Understanding the history of the Virgin and the immediate political concerns Kennedy and Mateos faced at the time of the trip, it is possible to return one’s attention to 1962 and more fully understand the context surrounding the visit. Kennedy was not merely attending mass at a major Catholic shrine or a making a stop at a monument to an important heritage site, though the Basilica served both roles. Rather, he visited a space dedicated to a symbol whose meaning changed as she was claimed by various groups with different ideologies over the course of several centuries. In carrying out diplomacy in the capital, Mateos and Kennedy both pursued their own goals, the former wishing to maintain US support to secure Mexico’s place in the politics of the Cold War, and the latter attempting to maintain key allies in a region in which its power was being challenged.

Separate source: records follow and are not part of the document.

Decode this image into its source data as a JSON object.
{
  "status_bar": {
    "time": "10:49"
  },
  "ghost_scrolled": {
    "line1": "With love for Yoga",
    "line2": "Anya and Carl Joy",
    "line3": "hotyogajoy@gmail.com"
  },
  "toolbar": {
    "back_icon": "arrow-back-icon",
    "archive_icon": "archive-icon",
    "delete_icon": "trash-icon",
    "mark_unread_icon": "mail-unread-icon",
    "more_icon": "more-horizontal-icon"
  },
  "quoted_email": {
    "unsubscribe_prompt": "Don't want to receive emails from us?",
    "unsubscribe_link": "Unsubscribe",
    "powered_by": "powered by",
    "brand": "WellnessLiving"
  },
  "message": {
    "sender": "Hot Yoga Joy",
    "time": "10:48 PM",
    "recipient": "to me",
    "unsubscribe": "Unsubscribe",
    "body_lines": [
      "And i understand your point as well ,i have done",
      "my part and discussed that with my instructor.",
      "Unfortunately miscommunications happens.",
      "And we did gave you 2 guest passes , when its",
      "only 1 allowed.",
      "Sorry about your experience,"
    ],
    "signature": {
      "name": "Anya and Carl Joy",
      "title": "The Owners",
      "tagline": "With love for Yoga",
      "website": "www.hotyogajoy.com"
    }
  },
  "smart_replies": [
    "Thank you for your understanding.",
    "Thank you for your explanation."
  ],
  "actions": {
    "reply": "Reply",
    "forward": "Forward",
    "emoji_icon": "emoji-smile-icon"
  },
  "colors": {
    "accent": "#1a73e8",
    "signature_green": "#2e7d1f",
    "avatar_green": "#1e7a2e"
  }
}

The mass of Mexican Catholics who went to see Kennedy loudly declared what the US president’s presence at the shrine meant to them. The Virgin’s political associations would go on to change again in different places and at different times throughout the century, but, in that moment at least, Mexican Catholics defined her shrine as a site at which to express an anti-Communist form of Christianity and reaffirm their national relationship with the United States.